Let’s be clear, though: FLoC is just one of the many solutions that Google is developing as part of its Chrome Privacy Sandbox.
We’ve seen the theoretical TURTLEDOVE evolve into a more practical solution, renamed ‘FLEDGE’ in collaboration with other ad tech firms (Magnite’s PARRROT- Publisher Auction Responsibility Retention – among them) which works by putting ad-based decisions in the hands of the browser rather than at the ad-server level.
Other concepts in the works include a solution that focuses on providing non-click-based attribution by using the propensity data in the FLoC cohorts. It’s called PeLICAn – Private Learning and Inference for Causal Attribution – and yes, apparently someone high up at Google is very keen on birds.
Still, early signs are promising from the Google camp at least, boldly claiming that FLoCs are 95 per cent as effective as cookies, although this is highly dependent on the strength of the algorithm and targeted interest. Advertisers and publishers are less sure. I’d say that’s in part because they are still trying to make sense of this new identity environment, coupled with the ongoing Covid-19 disruption and market uncertainty.
I think the conversation needs to go deeper. We need to look at the practicalities of what data capture will look like in future as cookies begin to lose their crunch, and in that sense it’s the DMPs we should look at to lead the way.
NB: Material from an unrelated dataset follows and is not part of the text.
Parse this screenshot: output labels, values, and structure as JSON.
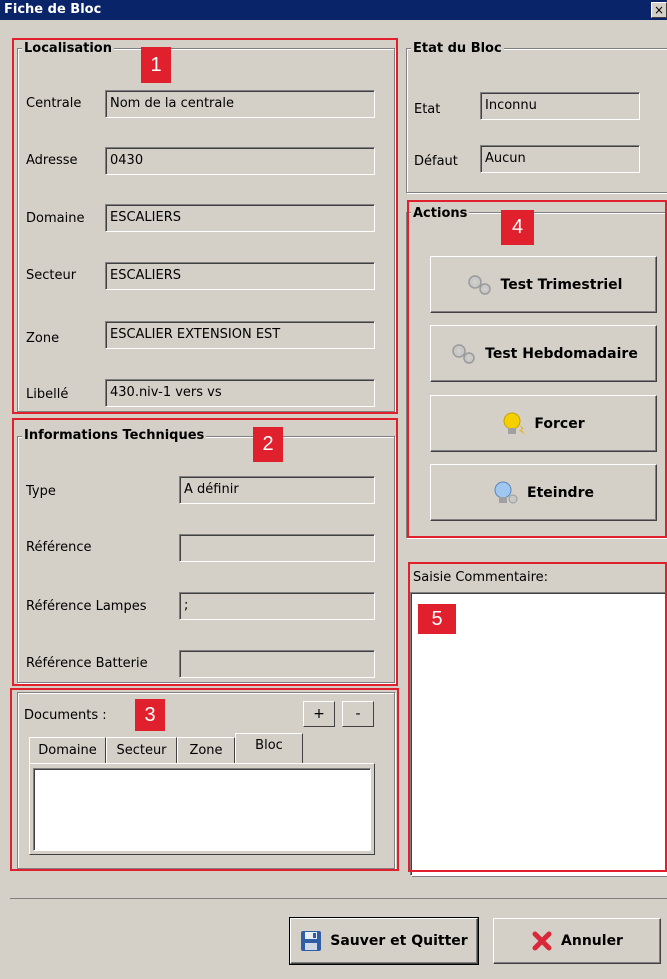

What is clear, however, is that everyone is now on the same page when it comes to prioritising privacy. You only need to look at LiveRamp’s recent acquisition of DataFleets (a cloud-based tech company that securely merges and analyses data) to see which way the wind is blowing.
Regionally, we still have a way to go before we fully understand data usage and compliance. So, to each of the stakeholders, I have a specific message to deliver. To publishers, you have a resource that is very valuable; you have great content that users want to engage with and you have the users themselves, readily flocking to your platform. Now you need to leverage this data. We’re seeing the resurgence of contextual for a reason and, in the absence of cookies, user habits will become the sweet spot to enhancing the experience for the long term. It’s not difficult to implement – it just takes working with the right partners to lay the foundations. Confidence will follow.
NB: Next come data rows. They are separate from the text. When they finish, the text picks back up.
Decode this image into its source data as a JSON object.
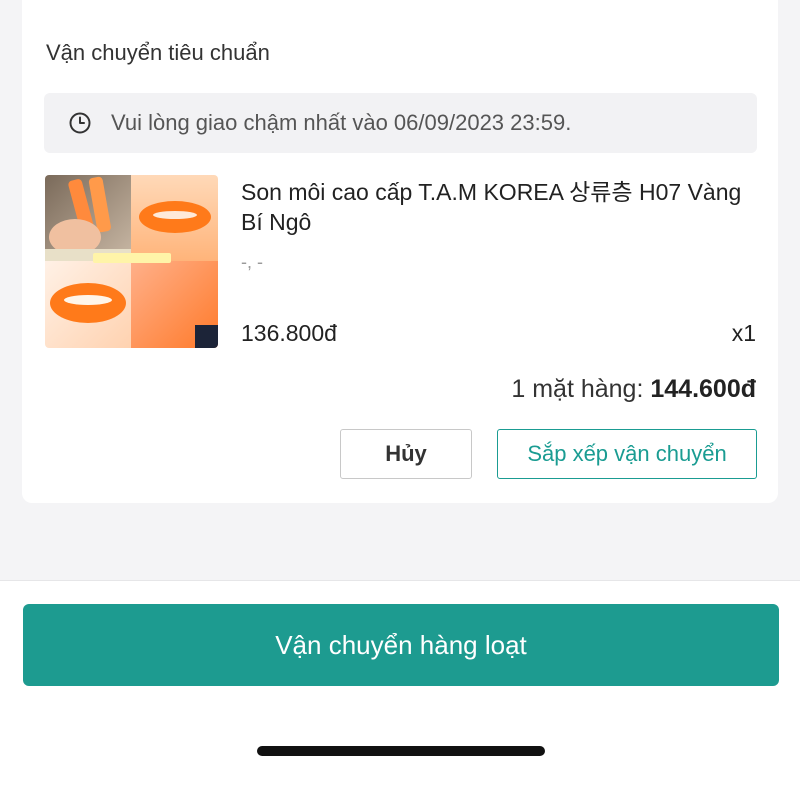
{
  "order": {
    "shipping_method": "Vận chuyển tiêu chuẩn",
    "notice": {
      "icon": "clock-icon",
      "text": "Vui lòng giao chậm nhất vào 06/09/2023 23:59."
    },
    "product": {
      "name": "Son môi cao cấp T.A.M KOREA 상류층 H07 Vàng Bí Ngô",
      "variant": "-, -",
      "price": "136.800đ",
      "quantity": "x1",
      "image": "lipstick-product-image"
    },
    "summary": {
      "label": "1 mặt hàng:",
      "amount": "144.600đ"
    },
    "actions": {
      "cancel_label": "Hủy",
      "arrange_label": "Sắp xếp vận chuyển"
    }
  },
  "bottom": {
    "bulk_ship_label": "Vận chuyển hàng loạt"
  },
  "colors": {
    "accent": "#1d9b90",
    "background": "#f4f4f6",
    "card": "#ffffff"
  }
}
For advertisers, it’s time to come clean. Where are your data investments? Your DMP integrations? Do you have a data strategy? How are you classifying your personas? Technology is evolving at such a rapid pace that it’s impossible to manage all of this without the right expertise in place. It’s true that social media has allowed for such granular targeting (there are hundreds of data points to draw from on Facebook alone) that it’s become commonplace to expect this is the case with everything. Yet, beyond these platforms, the current arena just isn’t set up to compete on this scale.
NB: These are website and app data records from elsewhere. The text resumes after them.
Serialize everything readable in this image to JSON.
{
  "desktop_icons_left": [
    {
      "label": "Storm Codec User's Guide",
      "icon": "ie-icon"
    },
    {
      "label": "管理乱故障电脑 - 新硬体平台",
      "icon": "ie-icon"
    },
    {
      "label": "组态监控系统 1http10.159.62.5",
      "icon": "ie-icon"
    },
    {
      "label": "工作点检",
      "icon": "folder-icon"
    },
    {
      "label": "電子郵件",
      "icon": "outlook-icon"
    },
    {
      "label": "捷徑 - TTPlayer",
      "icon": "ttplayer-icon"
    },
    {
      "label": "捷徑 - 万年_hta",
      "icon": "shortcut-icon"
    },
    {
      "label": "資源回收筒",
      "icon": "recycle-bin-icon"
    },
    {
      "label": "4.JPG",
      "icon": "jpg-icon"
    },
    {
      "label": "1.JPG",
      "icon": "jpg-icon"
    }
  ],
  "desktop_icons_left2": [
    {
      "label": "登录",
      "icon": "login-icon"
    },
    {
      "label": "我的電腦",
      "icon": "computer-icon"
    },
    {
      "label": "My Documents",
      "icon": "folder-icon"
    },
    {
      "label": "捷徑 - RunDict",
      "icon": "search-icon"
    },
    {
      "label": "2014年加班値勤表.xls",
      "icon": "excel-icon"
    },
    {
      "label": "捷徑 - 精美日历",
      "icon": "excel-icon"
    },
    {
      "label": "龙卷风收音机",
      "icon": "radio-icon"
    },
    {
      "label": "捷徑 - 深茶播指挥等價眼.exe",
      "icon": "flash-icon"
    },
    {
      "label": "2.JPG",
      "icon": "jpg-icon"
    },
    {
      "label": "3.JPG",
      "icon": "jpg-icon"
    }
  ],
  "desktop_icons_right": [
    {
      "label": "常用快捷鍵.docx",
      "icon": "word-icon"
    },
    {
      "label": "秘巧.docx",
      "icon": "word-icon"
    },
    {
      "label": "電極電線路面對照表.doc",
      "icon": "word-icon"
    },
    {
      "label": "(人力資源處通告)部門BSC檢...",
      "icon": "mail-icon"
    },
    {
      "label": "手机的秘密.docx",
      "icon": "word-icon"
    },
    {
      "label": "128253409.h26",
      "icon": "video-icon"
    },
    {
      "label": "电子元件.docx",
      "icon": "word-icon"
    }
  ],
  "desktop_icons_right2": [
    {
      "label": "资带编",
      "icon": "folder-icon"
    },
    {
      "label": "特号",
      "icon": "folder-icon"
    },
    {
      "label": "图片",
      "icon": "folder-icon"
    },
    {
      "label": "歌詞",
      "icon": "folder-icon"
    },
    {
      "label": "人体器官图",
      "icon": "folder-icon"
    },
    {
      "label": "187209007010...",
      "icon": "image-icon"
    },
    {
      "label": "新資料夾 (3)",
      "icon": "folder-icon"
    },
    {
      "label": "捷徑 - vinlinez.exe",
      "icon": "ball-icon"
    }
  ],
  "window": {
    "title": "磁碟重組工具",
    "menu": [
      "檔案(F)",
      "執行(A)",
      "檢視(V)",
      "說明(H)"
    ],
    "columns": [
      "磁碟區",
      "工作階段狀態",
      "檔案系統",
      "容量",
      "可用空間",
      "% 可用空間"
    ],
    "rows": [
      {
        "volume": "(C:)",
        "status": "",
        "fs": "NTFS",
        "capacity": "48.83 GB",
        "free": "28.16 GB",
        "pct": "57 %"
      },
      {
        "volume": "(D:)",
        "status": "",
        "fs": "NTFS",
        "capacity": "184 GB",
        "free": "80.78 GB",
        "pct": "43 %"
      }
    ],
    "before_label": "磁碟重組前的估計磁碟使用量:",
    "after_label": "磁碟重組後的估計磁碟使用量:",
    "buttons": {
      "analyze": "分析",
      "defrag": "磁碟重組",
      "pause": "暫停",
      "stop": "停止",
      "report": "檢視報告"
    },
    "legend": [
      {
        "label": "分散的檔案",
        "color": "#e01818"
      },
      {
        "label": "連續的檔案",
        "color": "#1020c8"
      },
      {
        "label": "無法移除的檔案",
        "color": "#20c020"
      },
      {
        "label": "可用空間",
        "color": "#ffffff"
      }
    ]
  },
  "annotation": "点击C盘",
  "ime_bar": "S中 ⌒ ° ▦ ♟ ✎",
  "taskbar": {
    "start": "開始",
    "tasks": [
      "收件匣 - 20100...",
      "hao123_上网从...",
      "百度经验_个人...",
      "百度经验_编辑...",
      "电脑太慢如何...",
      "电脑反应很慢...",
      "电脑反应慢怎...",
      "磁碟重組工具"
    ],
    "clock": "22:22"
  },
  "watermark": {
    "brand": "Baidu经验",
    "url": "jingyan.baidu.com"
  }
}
Post-Covid, the walled gardens are set to emerge stronger and more impenetrable than ever, despite facing more scrutiny from regulators looking to close the loopholes that have allowed such market dominance in the first place. It may be too little too late, but perhaps accountability will come in time.
For now, here’s a radical thought: let’s actually work together to challenge this. Let’s consider what’s needed in this market and put a data and measurement strategy in place. Talent, expertise, and education are a great starting point, but it’s going to take leaders uniting towards a common goal before we can even make a dent. Even though we’re all apart right now, it doesn’t mean we can’t still come together (via Zoom, most likely) to envision a future for data and measurement that works for everyone.
FLoC, shmock – who cares? It’s time we looked at the bigger picture.